Aperiodipal and MathsJam regular Rob Eastaway organised an inter-MathsJam competition for last month’s events, challenging Jams to make Fermi estimates on the back of an envelope. The prize was a copy of his new book, Maths on the Back of an Envelope. Here Rob gives a summary of the entries he received, and shares his favourites.

Regular attendees of MathsJam will know that in September, Katie Steckles kindly allowed me to hijack the evening (in the nicest possible sense) by posing some envelope-related challenges, in celebration of the publication of my new book Maths On The Back Of An Envelope. In addition to some envelope-related puzzles, there was also an open challenge to Maths Jam groups to come up with their own back-of-an-envelope problems, with the chance to win the book as a prize.
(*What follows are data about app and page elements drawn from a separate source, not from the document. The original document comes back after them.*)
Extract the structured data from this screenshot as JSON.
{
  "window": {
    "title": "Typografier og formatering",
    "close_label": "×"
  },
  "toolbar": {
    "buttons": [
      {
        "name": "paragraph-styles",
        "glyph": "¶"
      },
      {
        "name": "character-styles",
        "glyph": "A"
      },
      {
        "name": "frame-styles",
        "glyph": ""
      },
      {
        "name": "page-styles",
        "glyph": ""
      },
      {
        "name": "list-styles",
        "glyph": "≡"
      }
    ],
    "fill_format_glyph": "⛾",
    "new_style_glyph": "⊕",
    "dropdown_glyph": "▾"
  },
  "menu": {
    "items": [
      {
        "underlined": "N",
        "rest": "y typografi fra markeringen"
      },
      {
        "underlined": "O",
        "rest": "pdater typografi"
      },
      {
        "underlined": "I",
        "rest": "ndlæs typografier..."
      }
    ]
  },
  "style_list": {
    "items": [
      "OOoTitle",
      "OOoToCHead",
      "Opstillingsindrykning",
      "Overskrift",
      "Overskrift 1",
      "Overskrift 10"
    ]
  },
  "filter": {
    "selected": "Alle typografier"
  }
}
Many-to-many Shape Sorter

Did you like playing with shape sorters as a toddler, but find them too simple as an adult? Well, I’ve got good news for you.

The Maths Podcast to end all Maths Podcasts

At the MathsJam weekend gathering earlier this month, we found ourselves invited to join maths podcasting supremo Samuel Hansen for a recording session. Nothing unusual there: podcasts have been recorded at MathsJam before. But this time Samuel wanted to record more than one podcast at the same time – since many of the maths podcasting community were present, it seemed like a good plan to grab anyone who wasn’t already doing something else and record something quite unlike any podcast you’ve ever heard.

Big MathsJam Highlights, 2018

The dust is settling on the ninth Big MathsJam, and before I get too sad that it’s nearly a year until the next one, I put down some thoughts about what was so good about this one.

Zeckendorf cup arithmetic

My 5-minute talk at the big MathsJam conference this weekend was about some stacking cups that my daughter is too young to appreciate. Here’s the really quick version, in just over a minute:

I gave the answer at MathsJam, but the title of this post contains a big hint that should get you there with a bit of googling.

Baking Babylonian cuneiform tablets in gingerbread

The MathsJam conference has a baking competition. My friend the archaeologist Stephen O’Brien tweeted a while ago a link to a fun blog post ‘Edible Archaeology: Gingerbread Cuneiform Tablets‘. Babylonian tablets are among the earliest written evidence of mathematics that we have, and were produced by pressing a stylus into wet clay.

So it was that I realised I could enter some Babylonian-style tablets made from gingerbread.

I made a gingerbread reconstruction of a particular tablet, YBC 7289, which Bill Casselman calls “one of the very oldest mathematical diagrams extant“. Bill writes about the notation on the tablet and explains how it shows an approximation for the square root of two. I’m sure I didn’t copy the notation well, because I am just copying marks rather than understanding what I’m writing. I also tried to copy the lines and damage to the tablet. Anyway, here is my effort:

Babylonian tablet in gingerbread

In addition, I used the rest of the dough to make some cuneiform biscuits. I tried to copy characters from Plimpton 322, a Babylonian tablet thought to contain a list of Pythagorean triples. Again, Bill Casselman has some interesting information on Plimpton 322.

Babylonian cuneiform biscuits

Below, I try to give a description of my method.